Copy out every line of the records where the string "Play" occurs.
═════ Extracted data
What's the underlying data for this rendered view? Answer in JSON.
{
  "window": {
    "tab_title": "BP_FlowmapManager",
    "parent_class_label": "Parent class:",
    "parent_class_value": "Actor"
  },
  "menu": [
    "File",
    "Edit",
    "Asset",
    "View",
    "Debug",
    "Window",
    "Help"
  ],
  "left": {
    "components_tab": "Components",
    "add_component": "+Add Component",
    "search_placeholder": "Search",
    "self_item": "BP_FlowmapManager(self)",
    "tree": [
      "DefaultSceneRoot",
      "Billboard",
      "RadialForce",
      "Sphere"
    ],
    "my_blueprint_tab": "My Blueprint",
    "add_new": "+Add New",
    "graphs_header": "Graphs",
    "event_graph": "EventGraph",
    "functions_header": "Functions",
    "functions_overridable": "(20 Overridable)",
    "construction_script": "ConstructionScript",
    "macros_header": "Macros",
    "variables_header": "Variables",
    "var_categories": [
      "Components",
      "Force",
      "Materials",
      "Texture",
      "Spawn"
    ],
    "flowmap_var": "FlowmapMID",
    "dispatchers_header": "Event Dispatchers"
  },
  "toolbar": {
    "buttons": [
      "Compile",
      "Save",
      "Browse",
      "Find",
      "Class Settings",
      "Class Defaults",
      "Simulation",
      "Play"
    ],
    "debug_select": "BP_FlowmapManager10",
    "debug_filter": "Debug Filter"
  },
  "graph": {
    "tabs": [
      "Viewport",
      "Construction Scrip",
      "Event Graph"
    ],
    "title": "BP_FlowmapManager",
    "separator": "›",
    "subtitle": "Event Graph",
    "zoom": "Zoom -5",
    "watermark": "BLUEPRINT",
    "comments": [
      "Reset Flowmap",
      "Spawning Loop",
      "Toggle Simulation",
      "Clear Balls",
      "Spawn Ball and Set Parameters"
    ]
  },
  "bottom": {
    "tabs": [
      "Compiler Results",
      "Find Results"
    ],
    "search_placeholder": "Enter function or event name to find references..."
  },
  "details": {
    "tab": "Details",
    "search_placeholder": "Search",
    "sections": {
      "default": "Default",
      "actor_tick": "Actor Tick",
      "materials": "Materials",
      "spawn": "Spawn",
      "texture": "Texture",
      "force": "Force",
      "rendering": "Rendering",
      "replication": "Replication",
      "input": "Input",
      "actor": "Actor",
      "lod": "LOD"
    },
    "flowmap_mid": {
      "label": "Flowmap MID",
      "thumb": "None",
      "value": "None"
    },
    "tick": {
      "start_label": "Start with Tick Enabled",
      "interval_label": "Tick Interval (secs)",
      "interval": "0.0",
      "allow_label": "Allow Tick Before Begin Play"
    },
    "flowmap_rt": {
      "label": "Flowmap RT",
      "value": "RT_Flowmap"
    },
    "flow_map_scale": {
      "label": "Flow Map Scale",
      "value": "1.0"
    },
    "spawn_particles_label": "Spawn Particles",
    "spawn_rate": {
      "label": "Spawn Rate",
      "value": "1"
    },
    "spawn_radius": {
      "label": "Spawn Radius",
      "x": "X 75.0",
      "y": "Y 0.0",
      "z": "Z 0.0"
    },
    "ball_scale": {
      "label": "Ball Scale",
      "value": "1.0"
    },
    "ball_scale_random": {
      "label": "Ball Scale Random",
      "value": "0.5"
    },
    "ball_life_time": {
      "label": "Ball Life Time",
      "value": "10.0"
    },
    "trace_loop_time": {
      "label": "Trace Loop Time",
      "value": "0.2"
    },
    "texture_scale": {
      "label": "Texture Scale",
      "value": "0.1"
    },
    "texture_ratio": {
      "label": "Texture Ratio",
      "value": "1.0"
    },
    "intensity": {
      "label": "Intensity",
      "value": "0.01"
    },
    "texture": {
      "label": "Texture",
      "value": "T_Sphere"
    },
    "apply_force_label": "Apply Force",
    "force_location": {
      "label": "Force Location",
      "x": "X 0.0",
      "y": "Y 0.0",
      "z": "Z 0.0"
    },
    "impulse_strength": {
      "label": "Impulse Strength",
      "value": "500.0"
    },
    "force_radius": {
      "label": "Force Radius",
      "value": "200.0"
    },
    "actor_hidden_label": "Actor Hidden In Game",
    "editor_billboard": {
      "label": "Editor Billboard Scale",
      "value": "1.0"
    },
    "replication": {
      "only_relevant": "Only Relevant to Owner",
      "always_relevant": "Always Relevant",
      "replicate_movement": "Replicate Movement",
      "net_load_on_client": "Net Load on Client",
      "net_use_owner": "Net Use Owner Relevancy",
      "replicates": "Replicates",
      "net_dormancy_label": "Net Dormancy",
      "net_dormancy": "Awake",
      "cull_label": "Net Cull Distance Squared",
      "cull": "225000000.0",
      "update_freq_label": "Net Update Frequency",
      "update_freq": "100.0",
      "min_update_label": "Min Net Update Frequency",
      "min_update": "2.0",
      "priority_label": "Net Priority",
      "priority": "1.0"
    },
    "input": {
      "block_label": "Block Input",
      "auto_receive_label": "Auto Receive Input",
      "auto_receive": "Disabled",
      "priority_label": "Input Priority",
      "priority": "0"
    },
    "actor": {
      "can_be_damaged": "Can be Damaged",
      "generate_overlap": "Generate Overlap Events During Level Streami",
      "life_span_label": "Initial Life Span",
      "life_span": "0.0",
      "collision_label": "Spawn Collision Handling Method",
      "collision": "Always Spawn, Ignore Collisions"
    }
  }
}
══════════
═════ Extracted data
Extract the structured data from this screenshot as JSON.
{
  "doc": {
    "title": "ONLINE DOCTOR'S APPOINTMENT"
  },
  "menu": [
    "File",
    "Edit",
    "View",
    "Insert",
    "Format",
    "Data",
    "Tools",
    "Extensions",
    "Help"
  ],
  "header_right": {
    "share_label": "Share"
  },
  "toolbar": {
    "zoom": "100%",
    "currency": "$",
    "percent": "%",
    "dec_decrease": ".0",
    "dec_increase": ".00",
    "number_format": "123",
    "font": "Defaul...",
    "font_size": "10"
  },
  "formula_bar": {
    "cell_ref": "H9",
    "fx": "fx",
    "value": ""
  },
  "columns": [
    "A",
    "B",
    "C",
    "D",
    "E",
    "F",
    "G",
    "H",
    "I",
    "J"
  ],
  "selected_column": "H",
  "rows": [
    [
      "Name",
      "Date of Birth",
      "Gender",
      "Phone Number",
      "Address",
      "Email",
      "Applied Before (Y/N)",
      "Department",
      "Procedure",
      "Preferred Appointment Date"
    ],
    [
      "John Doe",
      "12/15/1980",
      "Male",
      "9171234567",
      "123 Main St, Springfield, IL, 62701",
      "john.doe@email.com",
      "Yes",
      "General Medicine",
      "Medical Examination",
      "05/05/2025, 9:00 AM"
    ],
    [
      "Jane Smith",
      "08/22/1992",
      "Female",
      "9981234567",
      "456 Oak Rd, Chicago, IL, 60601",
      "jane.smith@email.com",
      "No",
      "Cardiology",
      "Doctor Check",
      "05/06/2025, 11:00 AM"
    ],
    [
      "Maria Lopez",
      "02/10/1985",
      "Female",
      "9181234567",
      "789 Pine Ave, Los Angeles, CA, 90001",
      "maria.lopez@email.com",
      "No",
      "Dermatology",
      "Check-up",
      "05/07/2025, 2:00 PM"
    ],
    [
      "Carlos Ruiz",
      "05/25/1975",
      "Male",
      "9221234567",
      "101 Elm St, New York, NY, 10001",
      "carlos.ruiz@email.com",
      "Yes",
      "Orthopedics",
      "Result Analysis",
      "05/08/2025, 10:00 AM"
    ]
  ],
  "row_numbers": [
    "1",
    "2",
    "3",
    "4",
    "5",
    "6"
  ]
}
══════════
Worked solution:
      "Play"
      "allow_label": "Allow Tick Before Begin Play"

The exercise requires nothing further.